======== Extracted information ========

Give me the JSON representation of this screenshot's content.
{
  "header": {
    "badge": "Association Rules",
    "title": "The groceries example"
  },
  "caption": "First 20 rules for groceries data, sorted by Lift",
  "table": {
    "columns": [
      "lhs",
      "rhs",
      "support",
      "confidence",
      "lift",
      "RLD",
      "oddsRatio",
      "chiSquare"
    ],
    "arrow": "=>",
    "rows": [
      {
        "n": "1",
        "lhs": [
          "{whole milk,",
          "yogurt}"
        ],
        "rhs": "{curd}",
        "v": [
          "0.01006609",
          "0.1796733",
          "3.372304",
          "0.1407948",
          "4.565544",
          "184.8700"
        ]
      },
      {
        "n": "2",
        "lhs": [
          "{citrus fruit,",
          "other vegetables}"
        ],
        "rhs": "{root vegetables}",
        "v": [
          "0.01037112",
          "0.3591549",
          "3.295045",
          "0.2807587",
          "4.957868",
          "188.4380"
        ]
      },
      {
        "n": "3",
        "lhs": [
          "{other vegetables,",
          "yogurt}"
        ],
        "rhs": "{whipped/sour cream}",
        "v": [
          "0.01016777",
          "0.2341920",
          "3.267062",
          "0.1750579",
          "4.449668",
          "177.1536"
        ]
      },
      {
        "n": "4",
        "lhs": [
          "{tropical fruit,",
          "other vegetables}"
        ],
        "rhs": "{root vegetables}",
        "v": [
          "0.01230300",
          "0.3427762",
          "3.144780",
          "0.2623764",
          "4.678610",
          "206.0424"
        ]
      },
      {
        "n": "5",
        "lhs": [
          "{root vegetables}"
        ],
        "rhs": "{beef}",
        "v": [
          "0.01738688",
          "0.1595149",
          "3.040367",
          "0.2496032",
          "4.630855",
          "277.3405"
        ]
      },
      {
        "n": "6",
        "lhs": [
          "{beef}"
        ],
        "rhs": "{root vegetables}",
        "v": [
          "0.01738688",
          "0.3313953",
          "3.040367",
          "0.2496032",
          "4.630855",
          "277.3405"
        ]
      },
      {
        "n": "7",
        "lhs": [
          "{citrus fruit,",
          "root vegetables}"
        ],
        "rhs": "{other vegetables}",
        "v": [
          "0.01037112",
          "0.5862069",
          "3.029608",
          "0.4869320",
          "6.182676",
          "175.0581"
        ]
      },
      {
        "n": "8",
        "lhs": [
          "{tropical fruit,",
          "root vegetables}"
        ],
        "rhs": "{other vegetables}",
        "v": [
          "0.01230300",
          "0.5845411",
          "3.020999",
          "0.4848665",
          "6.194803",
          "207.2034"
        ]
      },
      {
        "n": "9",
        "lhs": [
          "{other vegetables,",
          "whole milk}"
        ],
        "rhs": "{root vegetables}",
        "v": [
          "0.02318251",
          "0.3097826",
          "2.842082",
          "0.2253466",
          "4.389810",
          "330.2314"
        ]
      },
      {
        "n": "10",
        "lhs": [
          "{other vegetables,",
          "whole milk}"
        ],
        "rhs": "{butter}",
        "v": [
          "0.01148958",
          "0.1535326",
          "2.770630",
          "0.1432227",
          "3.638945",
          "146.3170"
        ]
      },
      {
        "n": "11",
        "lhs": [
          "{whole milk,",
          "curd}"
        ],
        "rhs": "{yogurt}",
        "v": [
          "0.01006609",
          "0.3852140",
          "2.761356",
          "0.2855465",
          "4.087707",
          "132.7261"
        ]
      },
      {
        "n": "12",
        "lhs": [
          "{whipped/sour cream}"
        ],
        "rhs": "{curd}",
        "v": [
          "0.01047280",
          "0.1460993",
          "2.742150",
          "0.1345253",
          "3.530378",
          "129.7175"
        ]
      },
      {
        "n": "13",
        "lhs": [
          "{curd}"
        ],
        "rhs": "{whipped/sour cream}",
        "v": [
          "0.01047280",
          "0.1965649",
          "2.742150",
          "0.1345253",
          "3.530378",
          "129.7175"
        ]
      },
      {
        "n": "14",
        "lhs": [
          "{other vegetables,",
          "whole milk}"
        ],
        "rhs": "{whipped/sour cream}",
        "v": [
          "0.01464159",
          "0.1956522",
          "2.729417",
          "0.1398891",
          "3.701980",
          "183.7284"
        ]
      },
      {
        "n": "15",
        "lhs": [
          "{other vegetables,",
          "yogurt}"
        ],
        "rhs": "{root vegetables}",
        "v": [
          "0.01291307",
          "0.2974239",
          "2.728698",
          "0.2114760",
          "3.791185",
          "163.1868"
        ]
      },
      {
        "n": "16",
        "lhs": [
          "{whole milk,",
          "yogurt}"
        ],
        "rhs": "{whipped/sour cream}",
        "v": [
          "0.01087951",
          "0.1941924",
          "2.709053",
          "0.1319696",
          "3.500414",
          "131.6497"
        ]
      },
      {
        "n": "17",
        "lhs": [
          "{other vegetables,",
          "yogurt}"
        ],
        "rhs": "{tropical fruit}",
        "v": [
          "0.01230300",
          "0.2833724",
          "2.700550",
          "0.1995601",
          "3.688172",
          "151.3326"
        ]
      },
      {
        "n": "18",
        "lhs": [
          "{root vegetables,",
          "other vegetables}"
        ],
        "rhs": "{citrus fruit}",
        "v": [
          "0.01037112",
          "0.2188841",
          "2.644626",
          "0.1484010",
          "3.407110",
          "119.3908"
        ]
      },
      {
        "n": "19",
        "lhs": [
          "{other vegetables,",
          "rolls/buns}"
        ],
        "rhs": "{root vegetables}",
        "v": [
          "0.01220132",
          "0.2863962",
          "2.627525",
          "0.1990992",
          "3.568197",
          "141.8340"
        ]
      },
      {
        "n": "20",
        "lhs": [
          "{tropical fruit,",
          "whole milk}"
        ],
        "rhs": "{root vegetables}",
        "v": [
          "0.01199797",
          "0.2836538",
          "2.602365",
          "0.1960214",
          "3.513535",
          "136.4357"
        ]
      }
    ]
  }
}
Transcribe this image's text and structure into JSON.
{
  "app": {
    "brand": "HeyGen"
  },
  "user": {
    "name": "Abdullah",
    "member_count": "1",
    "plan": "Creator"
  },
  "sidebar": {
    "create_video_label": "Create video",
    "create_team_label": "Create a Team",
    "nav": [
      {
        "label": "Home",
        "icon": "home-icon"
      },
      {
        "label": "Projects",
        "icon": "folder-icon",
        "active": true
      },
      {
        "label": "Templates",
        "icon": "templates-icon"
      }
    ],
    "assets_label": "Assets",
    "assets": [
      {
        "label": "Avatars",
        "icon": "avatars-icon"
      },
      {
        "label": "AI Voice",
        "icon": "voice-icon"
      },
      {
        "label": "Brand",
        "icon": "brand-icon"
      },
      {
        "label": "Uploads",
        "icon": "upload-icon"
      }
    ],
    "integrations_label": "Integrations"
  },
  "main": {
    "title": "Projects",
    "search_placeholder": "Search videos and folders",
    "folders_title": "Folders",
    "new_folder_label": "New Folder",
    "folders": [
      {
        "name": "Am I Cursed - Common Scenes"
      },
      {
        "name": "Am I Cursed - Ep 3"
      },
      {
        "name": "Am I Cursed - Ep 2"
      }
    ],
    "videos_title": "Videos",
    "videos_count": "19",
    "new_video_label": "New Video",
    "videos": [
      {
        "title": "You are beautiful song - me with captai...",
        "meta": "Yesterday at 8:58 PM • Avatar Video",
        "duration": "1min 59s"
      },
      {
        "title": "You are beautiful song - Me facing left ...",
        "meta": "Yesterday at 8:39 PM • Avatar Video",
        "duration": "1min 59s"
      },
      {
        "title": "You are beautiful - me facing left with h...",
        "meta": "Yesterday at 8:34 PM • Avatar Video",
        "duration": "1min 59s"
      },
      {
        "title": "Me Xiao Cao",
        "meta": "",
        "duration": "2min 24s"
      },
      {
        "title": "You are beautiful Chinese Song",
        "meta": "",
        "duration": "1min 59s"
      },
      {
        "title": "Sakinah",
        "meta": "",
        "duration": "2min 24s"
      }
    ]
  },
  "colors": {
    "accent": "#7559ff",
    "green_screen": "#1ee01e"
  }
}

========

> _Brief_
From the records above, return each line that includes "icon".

> _Response below_
        "icon": "home-icon"
        "icon": "folder-icon",
        "icon": "templates-icon"
        "icon": "avatars-icon"
        "icon": "voice-icon"
        "icon": "brand-icon"
        "icon": "upload-icon"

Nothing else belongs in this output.